Wells Fargo is introducing new, digitized banking stores to give customers an “omni-channel experience” — the ability to move seamlessly within and between channels when they visit.
This new “neighborhood bank” format demonstrates how technology enables the company to better serve customers, and connect them to all Wells Fargo has to offer, from mobile to stores to call centers and ATMs.
The newest neighborhood bank, the 14th of its kind, opened Sept. 28 at Transbay Gateway, 333 Market St., in the heart of San Francisco’s financial district. It’s a full-service location, but fits into about 2,000 square feet, much smaller than a traditional store.
“We do that through some innovative workflow,” says Jonathan Velline, head of ATM Banking and Store Strategy. “We designed the experience around these assisted-service ATMs that are built into the counter and provide full service for our customers. They dispense $1s, $5s, and $100s in addition to the traditional $20s. Customers can also make deposits, transfers, payments — everything they can do with a traditional teller. If a customer needs assistance, a team member helps the customer at that machine using a wireless tablet.”
This assisted-service option allows Wells Fargo to deliver the best digital experience without compromising on personal service, Jonathan says.
The new workflow is also paperless, which eliminates the need for storage space. Meeting areas for customers and team members are cozier, and located a few steps from where transactions take place.
Traditional stores use about 40 percent of space for back offices versus about 10 percent for neighborhood bank locations. The size of a traditional store is about 4,000 square feet, vs. 1,000 to 2,000 square feet for neighborhood bank locations.
The store model, which complements our Traditional and In Store formats, has been opened in several locations, including New York City and Washington, D.C.
A majority of Wells Fargo customers interact with three or more channels during a six-month period, says Brett Pitts, head of Digital for Virtual Channels.

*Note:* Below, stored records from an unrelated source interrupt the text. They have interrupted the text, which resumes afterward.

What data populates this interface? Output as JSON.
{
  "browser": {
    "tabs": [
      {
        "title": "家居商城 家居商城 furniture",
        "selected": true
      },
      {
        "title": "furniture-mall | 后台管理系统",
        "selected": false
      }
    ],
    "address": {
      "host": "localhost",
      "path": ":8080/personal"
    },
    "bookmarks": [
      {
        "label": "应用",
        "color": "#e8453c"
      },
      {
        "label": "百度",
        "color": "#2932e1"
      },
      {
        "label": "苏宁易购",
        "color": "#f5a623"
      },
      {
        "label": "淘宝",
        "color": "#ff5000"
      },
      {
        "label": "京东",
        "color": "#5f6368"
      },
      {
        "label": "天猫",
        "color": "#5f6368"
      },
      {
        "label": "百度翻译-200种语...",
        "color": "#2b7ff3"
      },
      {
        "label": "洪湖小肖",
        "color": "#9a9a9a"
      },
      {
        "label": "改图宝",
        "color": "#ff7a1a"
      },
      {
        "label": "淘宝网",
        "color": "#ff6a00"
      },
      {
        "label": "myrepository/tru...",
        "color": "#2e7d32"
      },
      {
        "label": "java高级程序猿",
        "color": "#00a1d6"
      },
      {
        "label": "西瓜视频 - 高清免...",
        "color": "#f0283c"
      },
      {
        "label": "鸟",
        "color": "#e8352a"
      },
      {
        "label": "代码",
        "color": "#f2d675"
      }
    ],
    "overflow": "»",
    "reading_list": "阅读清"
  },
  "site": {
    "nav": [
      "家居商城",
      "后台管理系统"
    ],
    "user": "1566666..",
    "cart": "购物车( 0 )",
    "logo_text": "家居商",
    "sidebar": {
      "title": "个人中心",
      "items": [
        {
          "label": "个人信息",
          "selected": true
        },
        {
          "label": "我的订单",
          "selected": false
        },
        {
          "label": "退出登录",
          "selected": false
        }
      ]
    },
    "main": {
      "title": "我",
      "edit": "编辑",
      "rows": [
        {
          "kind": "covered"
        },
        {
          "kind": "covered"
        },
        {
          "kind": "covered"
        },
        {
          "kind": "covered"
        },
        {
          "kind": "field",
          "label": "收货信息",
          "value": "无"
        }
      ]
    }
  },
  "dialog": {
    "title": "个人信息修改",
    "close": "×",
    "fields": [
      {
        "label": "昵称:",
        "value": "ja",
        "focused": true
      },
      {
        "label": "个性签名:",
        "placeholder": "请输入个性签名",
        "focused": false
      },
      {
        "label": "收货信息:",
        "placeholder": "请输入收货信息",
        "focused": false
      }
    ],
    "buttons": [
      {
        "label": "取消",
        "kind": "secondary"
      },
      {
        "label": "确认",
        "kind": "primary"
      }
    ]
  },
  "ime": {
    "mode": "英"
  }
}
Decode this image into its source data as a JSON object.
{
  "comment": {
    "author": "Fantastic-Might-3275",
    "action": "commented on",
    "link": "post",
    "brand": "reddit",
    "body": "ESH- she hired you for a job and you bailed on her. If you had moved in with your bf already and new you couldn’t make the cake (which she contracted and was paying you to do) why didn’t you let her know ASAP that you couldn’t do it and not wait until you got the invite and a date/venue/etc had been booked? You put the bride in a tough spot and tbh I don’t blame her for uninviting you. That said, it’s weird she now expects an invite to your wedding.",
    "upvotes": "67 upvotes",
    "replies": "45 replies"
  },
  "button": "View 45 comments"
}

The new digital strategy isn’t supplanting stores, but rather complementing them.
“Innovation is a key part of what we do,” Brett says. “There are all kinds of technologies that we can experiment with, but it’s really important that we stay focused on our customers, on what’s of value to them, on what enables them to be financially successful, and on how we best serve them. It’s a key component of what we do, both from a technology perspective and a business perspective.”